The absence of protective factors is itself a risk factor for suicide because people who lack them may feel hopeless or isolated.
Some suicide protective factors include:
- access to quality, timely, supportive mental health care
- support from loved ones
- lack of mental health stigma, for example, family and friends who view suicidal thoughts as a treatable problem and not a personal failing
- a sense of connection to others
- nonviolent conflict resolution skills
- limited or no access to guns or other lethal means
People attempting to help a loved one who feels suicidal should take the threat seriously. Some strategies that may help include:
- Supporting the person to get mental health care and going with them to an appointment (with permission).
- Asking the person to develop a safety plan that includes calling a loved one before attempting suicide.
- Removing guns and any other lethal means from the home.
- Avoiding judging the person or dismissing the seriousness of their problems.
- Focusing on the person’s feelings rather than personal feelings about their situation.
- Checking in with the person frequently and not waiting for them to call, text, or email.
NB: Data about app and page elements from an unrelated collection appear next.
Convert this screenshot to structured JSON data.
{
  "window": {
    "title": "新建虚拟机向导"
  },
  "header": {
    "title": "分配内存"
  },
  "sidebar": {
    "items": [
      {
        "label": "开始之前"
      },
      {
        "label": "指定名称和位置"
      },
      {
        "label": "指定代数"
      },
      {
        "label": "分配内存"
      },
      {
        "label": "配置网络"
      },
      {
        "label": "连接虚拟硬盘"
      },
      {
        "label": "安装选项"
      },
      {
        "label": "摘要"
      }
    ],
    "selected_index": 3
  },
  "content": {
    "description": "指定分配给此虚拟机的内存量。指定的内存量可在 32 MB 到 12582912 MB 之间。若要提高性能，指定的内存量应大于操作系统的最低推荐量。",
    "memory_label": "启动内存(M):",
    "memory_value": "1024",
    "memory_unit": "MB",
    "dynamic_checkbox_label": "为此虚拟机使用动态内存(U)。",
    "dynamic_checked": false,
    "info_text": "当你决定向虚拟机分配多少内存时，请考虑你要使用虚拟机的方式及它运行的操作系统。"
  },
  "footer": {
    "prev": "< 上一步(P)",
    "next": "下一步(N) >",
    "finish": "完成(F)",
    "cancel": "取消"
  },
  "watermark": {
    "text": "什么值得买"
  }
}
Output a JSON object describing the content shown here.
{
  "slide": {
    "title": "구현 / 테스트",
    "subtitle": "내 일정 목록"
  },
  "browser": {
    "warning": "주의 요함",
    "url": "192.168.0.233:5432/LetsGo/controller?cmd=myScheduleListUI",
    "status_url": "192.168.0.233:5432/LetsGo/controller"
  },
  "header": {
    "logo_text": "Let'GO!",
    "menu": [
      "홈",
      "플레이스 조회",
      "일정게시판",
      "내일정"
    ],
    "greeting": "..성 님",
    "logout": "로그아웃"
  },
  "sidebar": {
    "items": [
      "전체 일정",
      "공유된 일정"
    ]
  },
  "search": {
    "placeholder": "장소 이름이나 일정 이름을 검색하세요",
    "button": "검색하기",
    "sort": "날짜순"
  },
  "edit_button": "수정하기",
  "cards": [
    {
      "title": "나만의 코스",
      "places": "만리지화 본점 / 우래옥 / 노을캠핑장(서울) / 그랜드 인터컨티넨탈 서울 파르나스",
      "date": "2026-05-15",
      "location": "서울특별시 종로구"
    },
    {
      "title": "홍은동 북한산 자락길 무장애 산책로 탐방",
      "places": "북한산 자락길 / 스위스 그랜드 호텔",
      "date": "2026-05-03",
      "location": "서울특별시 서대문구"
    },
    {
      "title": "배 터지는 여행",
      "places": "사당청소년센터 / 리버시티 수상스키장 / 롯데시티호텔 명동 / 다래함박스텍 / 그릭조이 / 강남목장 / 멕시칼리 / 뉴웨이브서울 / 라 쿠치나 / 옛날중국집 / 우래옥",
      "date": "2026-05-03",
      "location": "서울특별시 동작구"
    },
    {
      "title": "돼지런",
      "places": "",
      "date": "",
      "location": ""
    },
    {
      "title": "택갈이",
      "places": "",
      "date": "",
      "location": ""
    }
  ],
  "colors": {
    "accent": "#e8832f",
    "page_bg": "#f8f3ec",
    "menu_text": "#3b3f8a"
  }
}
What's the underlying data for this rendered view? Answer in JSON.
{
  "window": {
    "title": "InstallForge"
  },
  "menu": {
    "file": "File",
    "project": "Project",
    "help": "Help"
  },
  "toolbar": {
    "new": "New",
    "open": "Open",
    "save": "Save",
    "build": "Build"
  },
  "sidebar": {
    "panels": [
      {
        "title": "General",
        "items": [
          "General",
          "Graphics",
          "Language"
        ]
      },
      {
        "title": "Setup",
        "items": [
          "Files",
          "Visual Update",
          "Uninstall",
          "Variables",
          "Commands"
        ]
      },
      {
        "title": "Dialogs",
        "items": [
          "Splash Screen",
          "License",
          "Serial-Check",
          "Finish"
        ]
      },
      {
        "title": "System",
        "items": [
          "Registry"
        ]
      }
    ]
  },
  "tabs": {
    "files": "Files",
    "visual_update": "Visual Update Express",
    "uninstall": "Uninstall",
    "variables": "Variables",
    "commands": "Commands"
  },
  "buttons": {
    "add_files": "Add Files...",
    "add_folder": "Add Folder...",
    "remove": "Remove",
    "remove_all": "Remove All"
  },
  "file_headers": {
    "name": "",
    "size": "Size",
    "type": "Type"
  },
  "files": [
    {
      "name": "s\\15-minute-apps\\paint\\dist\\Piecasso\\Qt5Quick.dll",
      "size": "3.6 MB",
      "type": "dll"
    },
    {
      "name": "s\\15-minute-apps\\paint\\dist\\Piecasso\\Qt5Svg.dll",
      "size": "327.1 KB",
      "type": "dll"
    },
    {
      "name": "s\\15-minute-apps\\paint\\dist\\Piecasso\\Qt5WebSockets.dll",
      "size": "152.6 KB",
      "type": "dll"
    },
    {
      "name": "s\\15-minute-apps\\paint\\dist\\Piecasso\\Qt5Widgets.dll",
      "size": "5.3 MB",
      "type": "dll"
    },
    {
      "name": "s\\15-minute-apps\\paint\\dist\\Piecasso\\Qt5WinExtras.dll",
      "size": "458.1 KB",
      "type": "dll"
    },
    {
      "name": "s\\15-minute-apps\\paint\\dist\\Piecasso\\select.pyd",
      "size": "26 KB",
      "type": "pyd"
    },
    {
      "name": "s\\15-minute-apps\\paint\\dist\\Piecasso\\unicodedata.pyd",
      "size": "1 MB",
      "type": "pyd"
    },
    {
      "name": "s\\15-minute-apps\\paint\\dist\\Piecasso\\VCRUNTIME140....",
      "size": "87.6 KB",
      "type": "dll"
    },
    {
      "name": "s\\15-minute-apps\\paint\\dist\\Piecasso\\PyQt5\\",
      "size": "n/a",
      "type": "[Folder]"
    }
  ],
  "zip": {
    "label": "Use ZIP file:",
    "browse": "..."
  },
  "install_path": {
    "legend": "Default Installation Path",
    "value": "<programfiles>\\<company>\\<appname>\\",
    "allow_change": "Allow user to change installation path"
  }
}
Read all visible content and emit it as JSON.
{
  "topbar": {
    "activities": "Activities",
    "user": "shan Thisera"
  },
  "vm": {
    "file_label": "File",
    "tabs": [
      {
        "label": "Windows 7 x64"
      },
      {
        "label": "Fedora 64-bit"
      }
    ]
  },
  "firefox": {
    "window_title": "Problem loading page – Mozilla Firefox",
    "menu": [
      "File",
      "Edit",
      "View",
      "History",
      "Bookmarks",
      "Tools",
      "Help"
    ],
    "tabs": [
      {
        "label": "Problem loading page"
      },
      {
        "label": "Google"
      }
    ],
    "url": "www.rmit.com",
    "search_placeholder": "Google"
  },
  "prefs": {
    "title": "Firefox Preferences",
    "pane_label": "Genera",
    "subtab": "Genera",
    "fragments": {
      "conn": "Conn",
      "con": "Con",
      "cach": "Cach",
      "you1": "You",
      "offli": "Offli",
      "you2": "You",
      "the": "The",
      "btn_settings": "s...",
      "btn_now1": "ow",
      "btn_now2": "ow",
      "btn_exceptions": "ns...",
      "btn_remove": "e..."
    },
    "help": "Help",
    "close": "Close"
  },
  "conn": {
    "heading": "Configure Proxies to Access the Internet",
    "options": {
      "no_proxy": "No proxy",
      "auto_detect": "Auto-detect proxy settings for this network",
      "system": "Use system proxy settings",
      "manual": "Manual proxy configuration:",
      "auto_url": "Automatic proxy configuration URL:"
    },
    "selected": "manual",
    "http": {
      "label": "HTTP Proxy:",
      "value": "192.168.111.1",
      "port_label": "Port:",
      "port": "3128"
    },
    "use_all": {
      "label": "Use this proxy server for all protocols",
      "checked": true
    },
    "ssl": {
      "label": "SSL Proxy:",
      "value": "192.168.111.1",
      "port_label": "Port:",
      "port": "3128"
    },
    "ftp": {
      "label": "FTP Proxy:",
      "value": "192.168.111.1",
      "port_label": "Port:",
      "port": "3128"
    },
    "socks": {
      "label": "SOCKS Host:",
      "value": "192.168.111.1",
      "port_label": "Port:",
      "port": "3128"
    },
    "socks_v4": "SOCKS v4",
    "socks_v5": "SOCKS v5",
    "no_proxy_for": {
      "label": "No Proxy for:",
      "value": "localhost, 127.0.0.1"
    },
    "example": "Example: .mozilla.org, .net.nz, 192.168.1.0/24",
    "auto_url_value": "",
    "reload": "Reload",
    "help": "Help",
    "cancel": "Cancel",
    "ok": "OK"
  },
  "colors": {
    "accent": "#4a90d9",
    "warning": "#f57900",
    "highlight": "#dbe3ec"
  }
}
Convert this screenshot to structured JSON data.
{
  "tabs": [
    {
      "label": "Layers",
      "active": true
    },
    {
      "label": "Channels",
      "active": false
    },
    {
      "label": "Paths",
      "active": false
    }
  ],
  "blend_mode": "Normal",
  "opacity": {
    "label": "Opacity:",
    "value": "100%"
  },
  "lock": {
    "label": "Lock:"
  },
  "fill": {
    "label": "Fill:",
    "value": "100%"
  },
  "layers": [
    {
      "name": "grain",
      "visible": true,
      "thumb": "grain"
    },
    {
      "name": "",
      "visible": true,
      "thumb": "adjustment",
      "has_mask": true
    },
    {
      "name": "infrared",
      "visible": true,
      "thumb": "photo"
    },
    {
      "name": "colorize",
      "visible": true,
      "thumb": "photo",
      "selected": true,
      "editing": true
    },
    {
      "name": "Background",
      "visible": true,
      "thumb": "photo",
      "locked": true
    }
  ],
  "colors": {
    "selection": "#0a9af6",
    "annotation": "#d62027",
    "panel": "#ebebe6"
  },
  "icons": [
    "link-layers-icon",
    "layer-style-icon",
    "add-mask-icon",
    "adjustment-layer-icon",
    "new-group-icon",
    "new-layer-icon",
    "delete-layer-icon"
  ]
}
- Minimizing the amount of time that the person spends alone, especially if they have access to a gun.
- Calling 911 if the threat is immediate.
- Avoiding leaving a person in critical risk alone.
- Calling the National Suicide Prevention Lifeline on 1-800-273-8255.
- Contacting other trustworthy people who may be able to offer support. Do not contact people who will cause more stress or blame the person.
- Talking openly about suicide by asking direct questions, such as:
- Are you thinking about suicide?
- Do you know how you would do it?
- Do you have the means to do it?
- Do you already have a date planned?
People should remember that intense emotional pain and thoughts of suicide can be overwhelming. It is essential to be kind, empathetic, and gentle toward a person experiencing these issues.
People having thoughts of suicide should know that suicidal feelings may represent a temporary crisis. It is possible to find hope and to get rid of these feelings without suicide.
Some strategies that may help include:
- Contacting a therapist or other mental health professional. Treating mental health issues can eliminate suicidal thoughts.
- Contacting a trusted loved one who will listen without judgment.
- Developing a safety plan that includes ideas for what to do the next time suicidal feelings arise. Sharing this plan with a trusted loved one can also help.
- Committing to delaying suicide for a day, a week, or a month.
- Calling the National Suicide Prevention Lifeline on 1-800-273-8255. People do not have to share their identity, and the call is free.
Suicide is a preventable tragedy. Friends, family, colleagues, and other people can help by offering support and connecting at-risk individuals to preventive resources.
Every suicide threat is serious because every life is valuable. Do not delay calling for help. Most people who are having thoughts of suicide do not really want their lives to end — they want the pain to end.
For more advice on supporting a person who is thinking of suicide, visit the American Foundation for Suicide Prevention.